Watch one. Do one. Teach one. This is the classic philosophy for teaching aspiring young doctors. In medical school and residency, I had my fair share of experiences predicated on this teaching method. Though sometimes scary, it worked. Knowing I had to teach something down the line made me pay more attention to what I was watching and doing.
While the watch one, do one, teach one method has been criticized for putting too much pressure on young doctors and placing patients at risk, the research underscores the value of an approach that emphasizes teaching.
Participants in one study were divided into two groups. One group was told to read a passage of text in preparation for a test while the other was told to read the same passage so that they could teach it to a student who would be tested on it. Both groups had 10 minutes to study and were not allowed to take notes. Those who were expecting to teach the material remembered it more efficiently and performed better when asked specific questions about the text. They also had better retention of important information.

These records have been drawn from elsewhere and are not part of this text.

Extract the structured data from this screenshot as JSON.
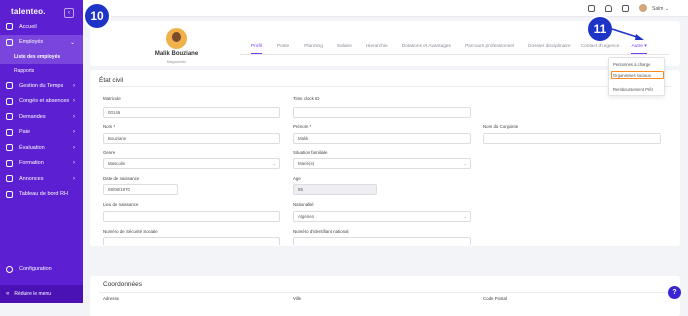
{
  "sidebar": {
    "logo": "talenteo.",
    "items": [
      {
        "label": "Accueil"
      },
      {
        "label": "Employés"
      },
      {
        "label": "Gestion du Temps"
      },
      {
        "label": "Congés et absences"
      },
      {
        "label": "Demandes"
      },
      {
        "label": "Paie"
      },
      {
        "label": "Évaluation"
      },
      {
        "label": "Formation"
      },
      {
        "label": "Annonces"
      },
      {
        "label": "Tableau de bord RH"
      }
    ],
    "sub_items": [
      {
        "label": "Liste des employés"
      },
      {
        "label": "Rapports"
      }
    ],
    "config_label": "Configuration",
    "reduce_label": "Réduire le menu"
  },
  "topbar": {
    "user_name": "Salm"
  },
  "badges": {
    "first": "10",
    "second": "11"
  },
  "profile": {
    "name": "Malik Bouziane",
    "role": "Magasinier"
  },
  "tabs": [
    {
      "label": "Profil"
    },
    {
      "label": "Poste"
    },
    {
      "label": "Planning"
    },
    {
      "label": "Salaire"
    },
    {
      "label": "Hierarchie"
    },
    {
      "label": "Dotations et Avantages"
    },
    {
      "label": "Parcours professionnel"
    },
    {
      "label": "Dossier disciplinaire"
    },
    {
      "label": "Contact d'urgence"
    },
    {
      "label": "Autre ▾"
    }
  ],
  "dropdown": {
    "items": [
      {
        "label": "Personnes à charge"
      },
      {
        "label": "Organismes sociaux"
      },
      {
        "label": "Remboursement Prêt"
      }
    ]
  },
  "etat_civil": {
    "title": "État civil",
    "fields": {
      "matricule": {
        "label": "Matricule",
        "value": "00146"
      },
      "time_clock": {
        "label": "Time clock ID",
        "value": ""
      },
      "nom": {
        "label": "Nom *",
        "value": "Bouziane"
      },
      "prenom": {
        "label": "Prénom *",
        "value": "Malik"
      },
      "nom_conjointe": {
        "label": "Nom du Conjointe",
        "value": ""
      },
      "genre": {
        "label": "Genre",
        "value": "Masculin"
      },
      "situation": {
        "label": "Situation familiale",
        "value": "Marié(e)"
      },
      "date_naissance": {
        "label": "Date de naissance",
        "value": "08/08/1970"
      },
      "age": {
        "label": "Age",
        "value": "55"
      },
      "lieu_naissance": {
        "label": "Lieu de naissance",
        "value": ""
      },
      "nationalite": {
        "label": "Nationalité",
        "value": "Algérien"
      },
      "num_secu": {
        "label": "Numéro de Sécurité Sociale",
        "value": ""
      },
      "num_identifiant": {
        "label": "Numéro d'identifiant national",
        "value": ""
      }
    }
  },
  "coordonnees": {
    "title": "Coordonnées",
    "adresse_label": "Adresse",
    "ville_label": "Ville",
    "code_postal_label": "Code Postal"
  },
  "help_label": "?",
  "colors": {
    "sidebar": "#5c1fd1",
    "accent": "#7b3ff2",
    "badge": "#1d34c6",
    "highlight": "#ff8a1f"
  }
}
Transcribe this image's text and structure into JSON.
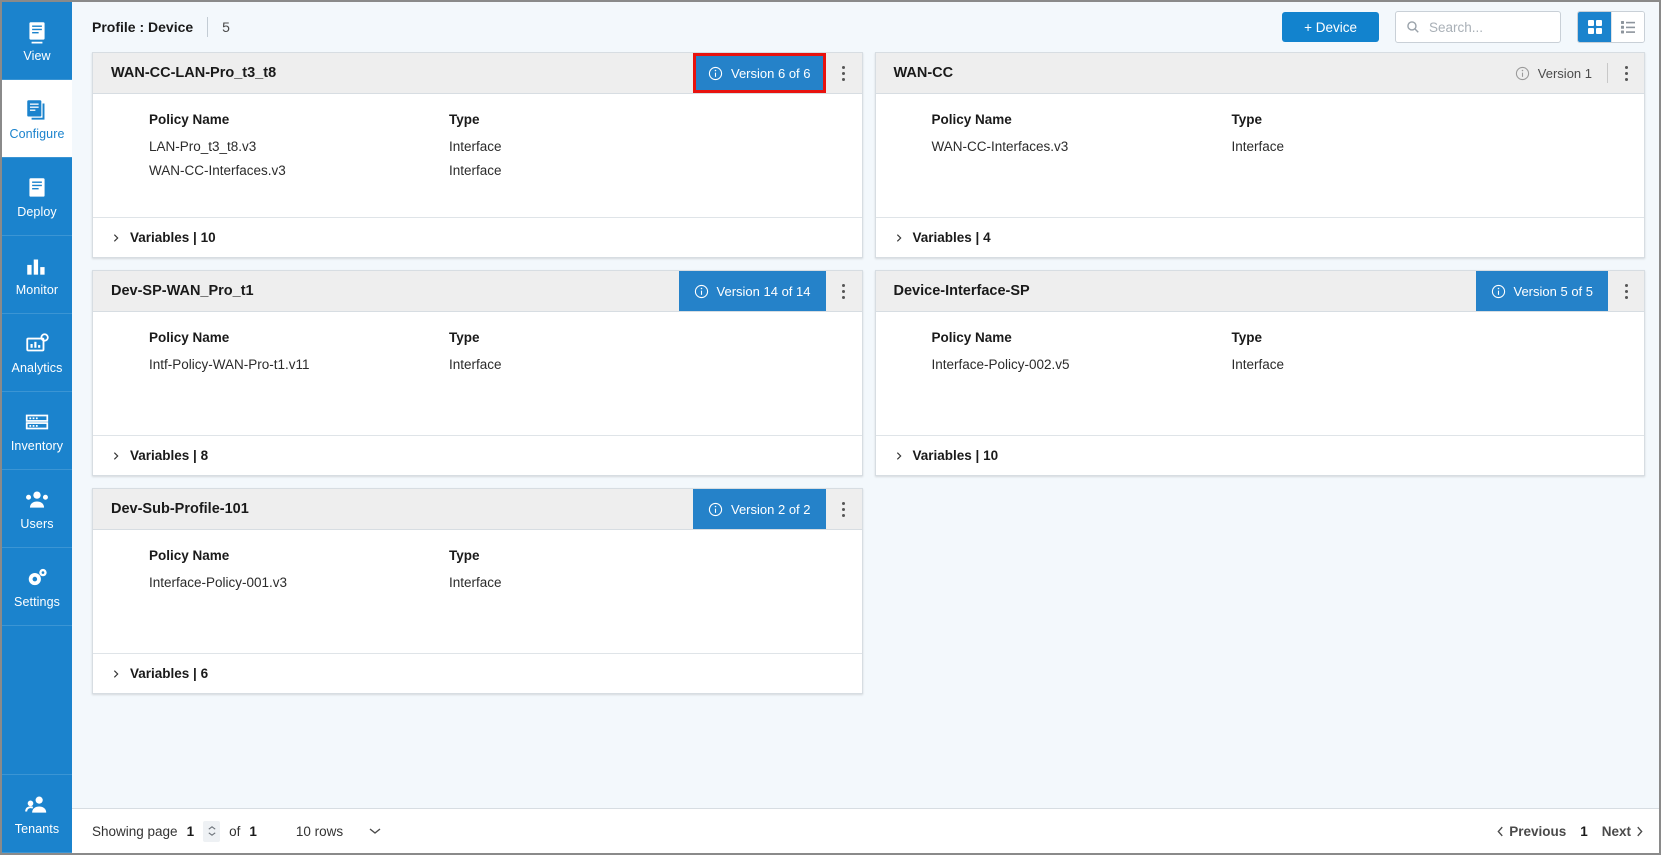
{
  "sidebar": {
    "items": [
      {
        "label": "View",
        "icon": "document-icon",
        "active": false
      },
      {
        "label": "Configure",
        "icon": "documents-icon",
        "active": true
      },
      {
        "label": "Deploy",
        "icon": "document-icon",
        "active": false
      },
      {
        "label": "Monitor",
        "icon": "bar-chart-icon",
        "active": false
      },
      {
        "label": "Analytics",
        "icon": "analytics-icon",
        "active": false
      },
      {
        "label": "Inventory",
        "icon": "inventory-icon",
        "active": false
      },
      {
        "label": "Users",
        "icon": "users-icon",
        "active": false
      },
      {
        "label": "Settings",
        "icon": "gears-icon",
        "active": false
      },
      {
        "label": "Tenants",
        "icon": "tenants-icon",
        "active": false
      }
    ]
  },
  "header": {
    "breadcrumb": "Profile : Device",
    "count": "5",
    "add_button": "+ Device",
    "search": {
      "value": "",
      "placeholder": "Search..."
    },
    "view_grid": "grid-view-icon",
    "view_list": "list-view-icon",
    "active_view": "grid"
  },
  "table_headers": {
    "policy_name": "Policy Name",
    "type": "Type"
  },
  "cards": [
    {
      "title": "WAN-CC-LAN-Pro_t3_t8",
      "version": "Version 6 of 6",
      "version_style": "solid",
      "highlighted": true,
      "policies": [
        {
          "name": "LAN-Pro_t3_t8.v3",
          "type": "Interface"
        },
        {
          "name": "WAN-CC-Interfaces.v3",
          "type": "Interface"
        }
      ],
      "variables": "Variables | 10"
    },
    {
      "title": "WAN-CC",
      "version": "Version 1",
      "version_style": "plain",
      "highlighted": false,
      "policies": [
        {
          "name": "WAN-CC-Interfaces.v3",
          "type": "Interface"
        }
      ],
      "variables": "Variables | 4"
    },
    {
      "title": "Dev-SP-WAN_Pro_t1",
      "version": "Version 14 of 14",
      "version_style": "solid",
      "highlighted": false,
      "policies": [
        {
          "name": "Intf-Policy-WAN-Pro-t1.v11",
          "type": "Interface"
        }
      ],
      "variables": "Variables | 8"
    },
    {
      "title": "Device-Interface-SP",
      "version": "Version 5 of 5",
      "version_style": "solid",
      "highlighted": false,
      "policies": [
        {
          "name": "Interface-Policy-002.v5",
          "type": "Interface"
        }
      ],
      "variables": "Variables | 10"
    },
    {
      "title": "Dev-Sub-Profile-101",
      "version": "Version 2 of 2",
      "version_style": "solid",
      "highlighted": false,
      "policies": [
        {
          "name": "Interface-Policy-001.v3",
          "type": "Interface"
        }
      ],
      "variables": "Variables | 6"
    }
  ],
  "pagination": {
    "showing_label": "Showing page",
    "current_page": "1",
    "of_label": "of",
    "total_pages": "1",
    "rows_per_page": "10 rows",
    "previous": "Previous",
    "page_number": "1",
    "next": "Next"
  },
  "colors": {
    "sidebar_blue": "#1b83cd",
    "badge_blue": "#2582c9",
    "button_blue": "#1283ce",
    "highlight_red": "#e8120e",
    "page_bg": "#f3f8fc"
  }
}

Students engage differently when they think they have to teach it rather than simply memorize it. As the lead scientist describes:

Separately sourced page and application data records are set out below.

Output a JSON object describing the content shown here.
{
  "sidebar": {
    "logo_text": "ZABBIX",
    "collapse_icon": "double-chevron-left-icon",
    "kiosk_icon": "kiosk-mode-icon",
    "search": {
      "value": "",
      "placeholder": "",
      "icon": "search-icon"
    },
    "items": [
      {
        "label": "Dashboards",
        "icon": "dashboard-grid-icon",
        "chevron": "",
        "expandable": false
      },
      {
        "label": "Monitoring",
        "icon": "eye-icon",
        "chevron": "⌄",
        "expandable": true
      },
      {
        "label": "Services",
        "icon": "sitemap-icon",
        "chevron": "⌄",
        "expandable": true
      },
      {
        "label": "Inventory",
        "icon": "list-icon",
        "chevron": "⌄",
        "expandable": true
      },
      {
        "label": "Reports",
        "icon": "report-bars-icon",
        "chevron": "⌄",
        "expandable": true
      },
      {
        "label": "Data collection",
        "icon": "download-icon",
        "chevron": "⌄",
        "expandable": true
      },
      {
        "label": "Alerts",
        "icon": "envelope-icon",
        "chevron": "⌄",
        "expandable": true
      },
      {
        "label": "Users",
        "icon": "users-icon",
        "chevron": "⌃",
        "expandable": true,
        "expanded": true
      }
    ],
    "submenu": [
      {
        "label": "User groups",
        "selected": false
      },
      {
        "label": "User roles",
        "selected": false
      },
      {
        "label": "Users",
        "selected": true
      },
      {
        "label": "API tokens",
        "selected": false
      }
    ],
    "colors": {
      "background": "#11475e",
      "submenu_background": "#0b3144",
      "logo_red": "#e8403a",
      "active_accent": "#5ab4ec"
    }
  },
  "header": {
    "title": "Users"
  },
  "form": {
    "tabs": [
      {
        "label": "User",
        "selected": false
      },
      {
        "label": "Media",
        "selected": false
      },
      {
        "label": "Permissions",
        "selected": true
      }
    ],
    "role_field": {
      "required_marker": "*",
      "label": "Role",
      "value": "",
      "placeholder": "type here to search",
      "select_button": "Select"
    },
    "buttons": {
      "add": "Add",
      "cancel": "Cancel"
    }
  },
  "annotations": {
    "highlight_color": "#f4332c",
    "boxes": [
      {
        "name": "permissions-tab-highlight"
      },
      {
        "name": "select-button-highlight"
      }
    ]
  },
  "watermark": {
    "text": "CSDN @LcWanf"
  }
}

“The immediate implication is that the mindset of the student before and during learning can have a significant impact on learning and that positively altering a student’s mindset can be effectively achieved through rather simple instructions.”

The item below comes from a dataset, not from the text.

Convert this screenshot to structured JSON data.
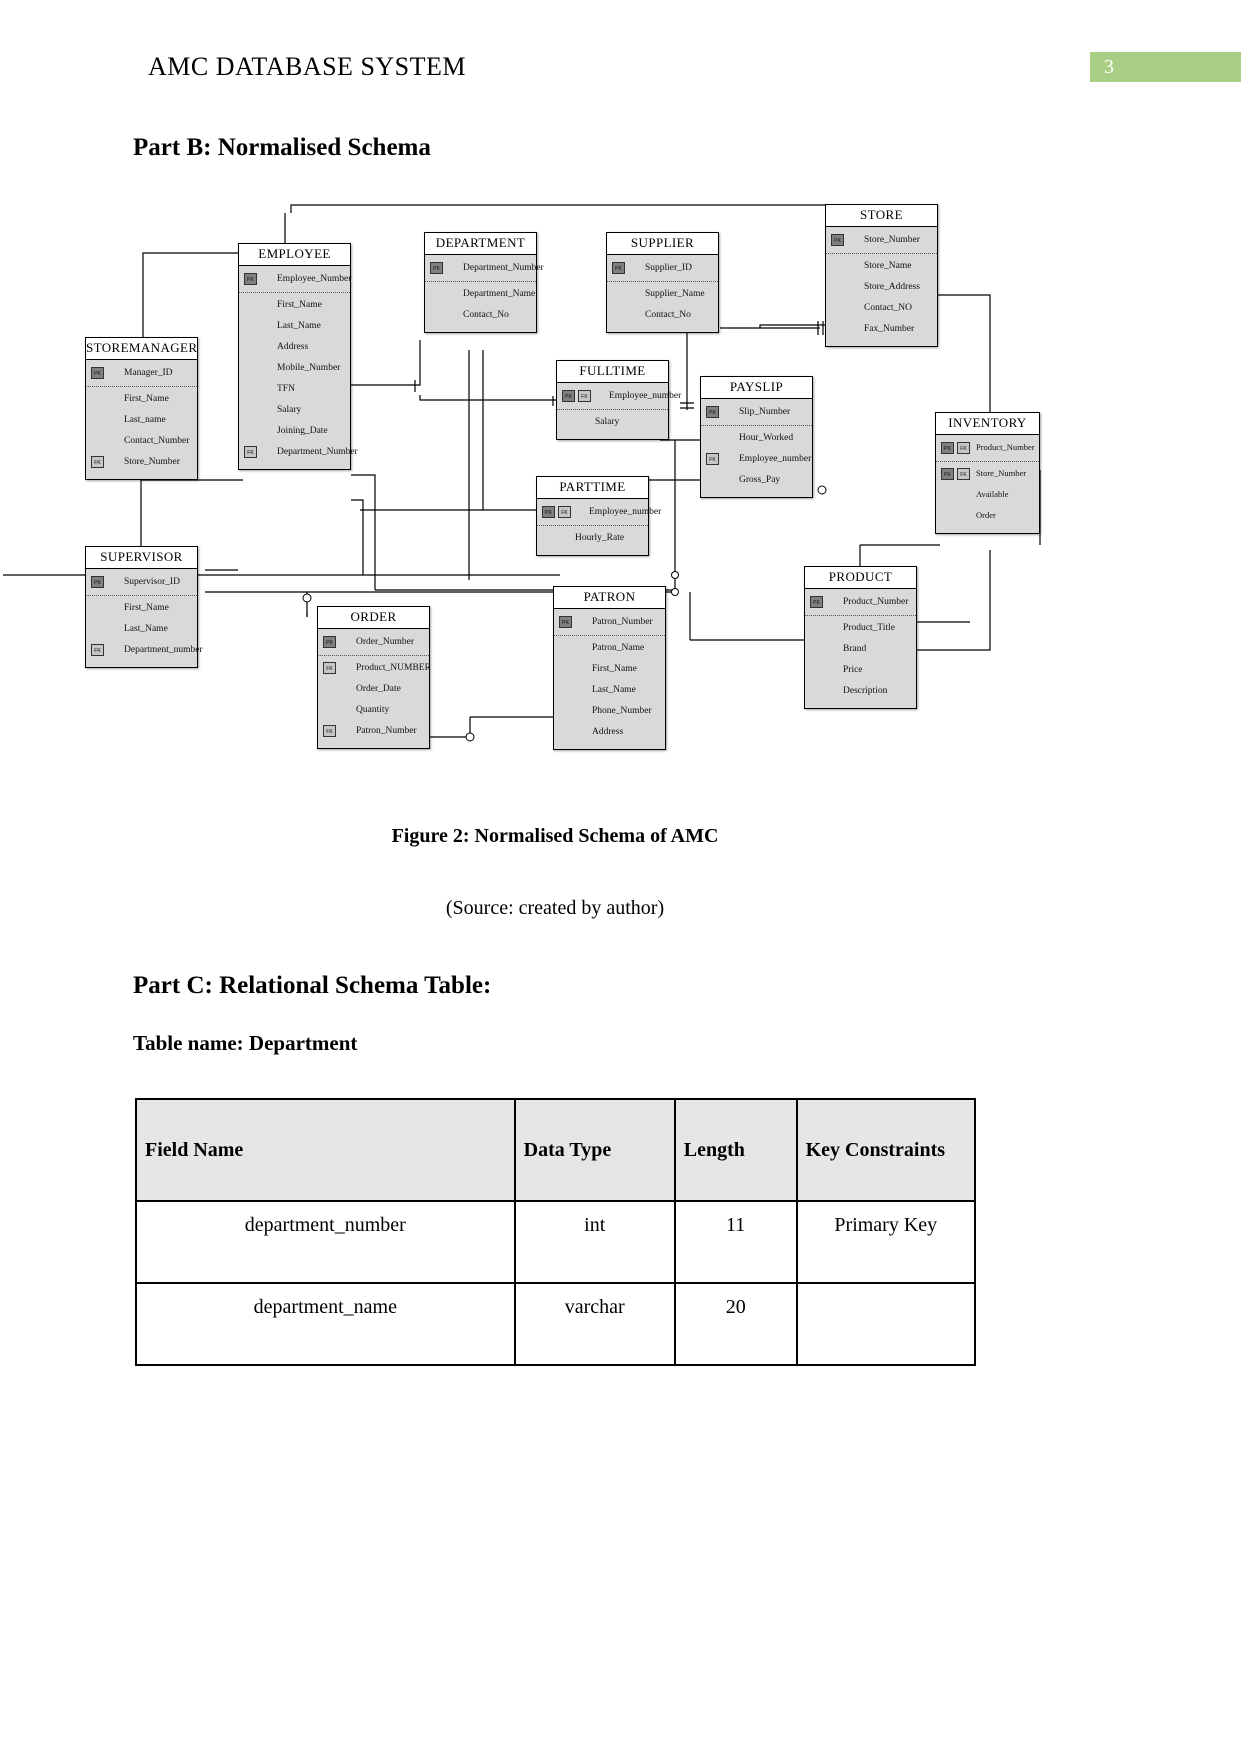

A “teaching mindset” requires active engagement and enables learners to filter out unnecessary information, pay attention to important details, and better organize material. Imagine the implications this could have if applied outside of medical school… in elementary, middle and high school. Perhaps even in the professional world.
As Benjamin Franklin said:
“Tell me and I forget. Teach me and I remember. Involve me and I learn.”
Engagement matters. Next time you want to learn something new, channel your inner teacher.